The statues have not left the roof of Notre Dame in more than 100 years.
Sixteen saints have taken to the skies from the spires of Paris' Notre Dame Cathedral.
The copper statues were removed from its roof by a 100-metre crane for restoration work, as part of a €6 million project to renovate the cathedral.
Some of the statues' heads were removed so that hooks could be attached to the inside of the statues, and will be brought down separately.
The public had a chance to see the saints up close on the ground before they are sent to a team of restorers in southwest France.
The statues will also be exhibited at Notre Dame this autumn before they are re-installed on the roof.
The three-metre-high statues, weighing approximately 150 kilograms, depict the Twelve Apostles and Four Evangelists. Sculpted by Eugene-Emmanuel Viollet-le-Duc, they have crowned the 12th-century cathedral since the 96-metre spire was erected in the middle of the 19th century. This is the first time they have left their posts above the city since they were installed.
Philippe Villeneuve, the chief architect for French historical monuments, said: "Since 1871, we haven't done anything to the statues. And it's been 80 years since we've done anything to the spire. So, it's a 'double' building site because we will restore something that has never been restored since Viollet-le-Duc [put it there]."

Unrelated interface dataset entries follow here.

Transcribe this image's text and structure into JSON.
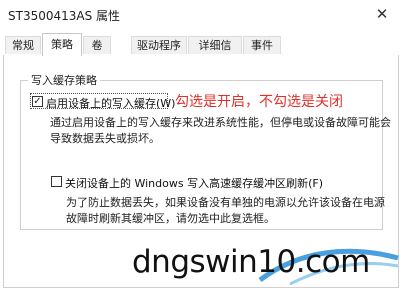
{
  "window": {
    "title": "ST3500413AS 属性",
    "close_glyph": "✕"
  },
  "tabs": [
    {
      "label": "常规"
    },
    {
      "label": "策略"
    },
    {
      "label": "卷"
    },
    {
      "label": "驱动程序"
    },
    {
      "label": "详细信息"
    },
    {
      "label": "事件"
    }
  ],
  "group": {
    "title": "写入缓存策略",
    "option1": {
      "label": "启用设备上的写入缓存(W)",
      "checked": true,
      "description": [
        "通过启用设备上的写入缓存来改进系统性能，但停电或设备故障可能会",
        "导致数据丢失或损坏。"
      ]
    },
    "annotation": "勾选是开启，不勾选是关闭",
    "option2": {
      "label": "关闭设备上的 Windows 写入高速缓存缓冲区刷新(F)",
      "checked": false,
      "description": [
        "为了防止数据丢失，如果设备没有单独的电源以允许该设备在电源",
        "故障时刷新其缓冲区，请勿选中此复选框。"
      ]
    }
  },
  "watermark": {
    "text": "dngswin10.com"
  },
  "colors": {
    "annotation": "#e0302a",
    "accent": "#2a8fd8"
  }
}
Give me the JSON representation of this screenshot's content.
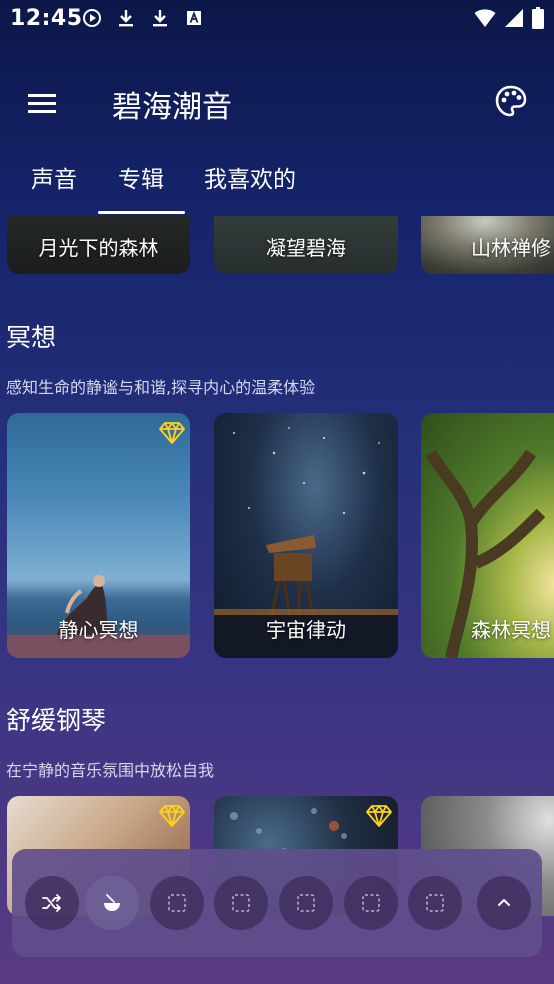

Notre Dame, on the Île de la Cité in the centre of Paris, is one of the city's most famous symbols and welcomes 12 million worshippers and visitors a year.